What are some of the advantages of automation for smaller companies?
Martinelli: In a smaller company, there are fewer layers to sell through. If the CEO decides, it happens.
Larger companies plan buildings over three to 10 years.
RightHand, partners promise to ease robot adoption
How have your partnerships helped widen robotics adoption?
Martinelli: For example, our partnership with Element Logic brings design, installation, and support to 12 countries. Our guys support them with training.
These things take time, but we're starting to see the fruit of these investments. Companies don't have the wherewithal to stitch together conveyors, picking systems, and ASRS themselves, so it's helpful if someone brings the whole thing.
What are some areas where you're seeing demand for RightPick and other technologies?
Martinelli: We recently published a white paper on why picking robots are good for healthcare and pharmaceuticals. People need supplies year-round, and there's less seasonality than in retail.
It can be challenging to find the right payback for automation. RightPick can handle those item sets well, and it fits with Vanderlande totes.
Labor shortages still drive interest in robotics
While growth in e-commerce has slowed since the height of the COVID-19 pandemic, we heard a lot about labor shortages last year. Do you expect that to continue?
Martinelli: We've discussed the growth in e-commerce sales and labor challenges. Businesses need labor to keep scaling up.
COVID changed labor markets, with the “great resignation,” boomers retiring, and immigration restrictions getting tougher. As Joe Campbell at Universal Robots has noted, even if you took all the people who are unemployed, you still couldn't fill the millions of open positions in manufacturing.
Would reshoring of production to the U.S. help or worsen that situation?
Martinelli: It's complicated. Supply chains could shorten, which is nice, but there's still a need for manufacturing talent in the U.S.
Another challenge is that nobody really wants to stand at an ASRS. They'll start to feel more like consumer products for what Gartner called the “gaming generation.”
What are some of the human-centric aspects of working with automation?
Martinelli: It's not just a short-term problem of labor shortages, bussing workers longer and longer distances, or wages not being sustainable. Robots must be designed for the right processes and the people working with them.
The whole industry is coming up the learning curve of how to engage the gamer generation. We're seeing signs of larger companies thinking of using as much automation as is reasonable. It's also helping to bridge the gap in Gartner's “hype cycle.”
Expect more robots, less hype in 2023

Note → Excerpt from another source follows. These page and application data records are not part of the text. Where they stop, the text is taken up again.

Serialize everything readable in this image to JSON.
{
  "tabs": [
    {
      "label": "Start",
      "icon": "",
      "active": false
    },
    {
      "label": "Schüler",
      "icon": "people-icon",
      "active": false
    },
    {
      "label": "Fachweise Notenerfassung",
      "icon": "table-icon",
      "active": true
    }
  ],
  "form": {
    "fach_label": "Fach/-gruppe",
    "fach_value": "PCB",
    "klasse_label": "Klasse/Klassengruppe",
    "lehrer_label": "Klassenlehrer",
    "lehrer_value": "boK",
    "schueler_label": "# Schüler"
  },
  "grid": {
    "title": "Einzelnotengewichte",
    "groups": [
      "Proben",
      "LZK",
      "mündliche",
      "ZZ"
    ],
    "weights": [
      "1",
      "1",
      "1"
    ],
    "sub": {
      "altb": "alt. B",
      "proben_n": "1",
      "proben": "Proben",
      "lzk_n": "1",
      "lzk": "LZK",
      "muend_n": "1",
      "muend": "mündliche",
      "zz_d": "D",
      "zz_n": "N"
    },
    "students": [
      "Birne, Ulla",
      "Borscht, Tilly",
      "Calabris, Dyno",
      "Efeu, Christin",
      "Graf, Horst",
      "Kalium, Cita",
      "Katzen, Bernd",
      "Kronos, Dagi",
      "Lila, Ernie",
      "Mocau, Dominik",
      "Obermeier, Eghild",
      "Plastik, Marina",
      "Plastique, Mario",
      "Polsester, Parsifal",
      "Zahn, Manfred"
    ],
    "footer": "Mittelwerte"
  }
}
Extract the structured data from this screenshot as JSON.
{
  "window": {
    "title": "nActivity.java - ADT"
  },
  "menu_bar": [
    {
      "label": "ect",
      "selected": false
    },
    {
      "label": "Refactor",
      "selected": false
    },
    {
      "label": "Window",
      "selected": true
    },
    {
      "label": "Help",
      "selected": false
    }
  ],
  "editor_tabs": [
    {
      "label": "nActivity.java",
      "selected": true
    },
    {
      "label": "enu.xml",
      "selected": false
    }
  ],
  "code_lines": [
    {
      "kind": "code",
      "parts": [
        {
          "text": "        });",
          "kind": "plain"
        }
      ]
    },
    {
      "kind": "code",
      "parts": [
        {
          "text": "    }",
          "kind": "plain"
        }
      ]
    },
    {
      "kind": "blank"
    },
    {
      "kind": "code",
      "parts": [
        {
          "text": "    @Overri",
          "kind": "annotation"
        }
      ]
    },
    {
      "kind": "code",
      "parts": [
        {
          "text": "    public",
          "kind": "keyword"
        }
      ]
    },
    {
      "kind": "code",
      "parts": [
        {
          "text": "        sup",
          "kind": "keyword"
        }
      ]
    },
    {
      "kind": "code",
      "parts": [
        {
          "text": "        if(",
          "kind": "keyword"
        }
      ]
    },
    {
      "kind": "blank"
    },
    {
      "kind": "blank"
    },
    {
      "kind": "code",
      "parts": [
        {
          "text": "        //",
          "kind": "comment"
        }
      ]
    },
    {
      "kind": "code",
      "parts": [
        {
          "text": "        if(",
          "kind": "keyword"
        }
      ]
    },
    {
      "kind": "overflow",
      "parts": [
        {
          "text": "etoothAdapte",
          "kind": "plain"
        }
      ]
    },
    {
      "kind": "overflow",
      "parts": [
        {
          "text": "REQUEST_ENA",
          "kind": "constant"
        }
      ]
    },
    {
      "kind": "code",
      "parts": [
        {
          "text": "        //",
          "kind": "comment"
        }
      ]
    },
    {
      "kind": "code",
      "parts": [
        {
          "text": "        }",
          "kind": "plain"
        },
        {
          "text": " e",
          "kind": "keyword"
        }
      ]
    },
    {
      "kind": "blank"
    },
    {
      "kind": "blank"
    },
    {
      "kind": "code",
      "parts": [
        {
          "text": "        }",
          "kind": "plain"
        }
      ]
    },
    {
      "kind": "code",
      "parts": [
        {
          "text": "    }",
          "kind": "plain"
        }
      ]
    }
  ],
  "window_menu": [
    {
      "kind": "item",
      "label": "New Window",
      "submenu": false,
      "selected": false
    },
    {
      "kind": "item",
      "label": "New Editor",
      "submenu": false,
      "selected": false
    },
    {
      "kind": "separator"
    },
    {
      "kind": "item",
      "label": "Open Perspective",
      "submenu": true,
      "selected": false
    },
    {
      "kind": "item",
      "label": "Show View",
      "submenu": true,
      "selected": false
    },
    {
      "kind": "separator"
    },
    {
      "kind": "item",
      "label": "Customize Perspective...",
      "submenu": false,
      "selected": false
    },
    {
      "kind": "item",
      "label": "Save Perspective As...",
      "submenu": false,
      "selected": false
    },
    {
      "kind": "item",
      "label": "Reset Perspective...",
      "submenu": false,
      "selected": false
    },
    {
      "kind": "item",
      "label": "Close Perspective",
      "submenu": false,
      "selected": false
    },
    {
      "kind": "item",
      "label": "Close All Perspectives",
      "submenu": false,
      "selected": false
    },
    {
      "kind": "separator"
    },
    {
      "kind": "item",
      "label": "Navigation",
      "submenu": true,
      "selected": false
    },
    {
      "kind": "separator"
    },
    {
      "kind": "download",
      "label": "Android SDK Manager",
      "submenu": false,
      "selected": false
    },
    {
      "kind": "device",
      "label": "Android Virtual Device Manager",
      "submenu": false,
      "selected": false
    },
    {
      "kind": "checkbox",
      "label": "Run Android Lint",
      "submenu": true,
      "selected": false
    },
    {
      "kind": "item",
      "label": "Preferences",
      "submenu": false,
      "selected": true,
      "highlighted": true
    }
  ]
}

What industrial and commercial robotics trends do you expect this year?
Martinelli: One theme is that 2023 will be the most exciting time for robots in warehouses, as well as the beginning of a “boring” era. Picking robots are going to be designed into systems and buildings more often.
Integrators won't have to show one robot before an operator will buy 10; they'll just offer a package of 10 with some manual stations.
Projects won’t get big public announcements. Robotics is still exciting for operators and integrators, but the outside world looks at university research and shiny proofs of concept.
The cadence of success stories will pick up, and the market is hitting an inflection point where end customers will expect picking robots in the mix.
What are some ongoing challenges?
Martinelli: Market penetration is still low. Smaller firms may need only one or two robots, but the cost point and functionality make it hard to succeed.
Companies targeting SMEs [small and midsize enterprises] have a tough model. They have to sell to a lot to smaller shops to make money.
We see robotics as a service [RaaS] helping with machine tending in manufacturing, where the item sets are simpler than in retail.
We've worked with Universal Robots' arms in palletizing and depalletizing, and we also work with robots picking consumer products, like cans and bottles. There's still plenty of room to for robots to meet e-commerce, warehouse, and retail demand.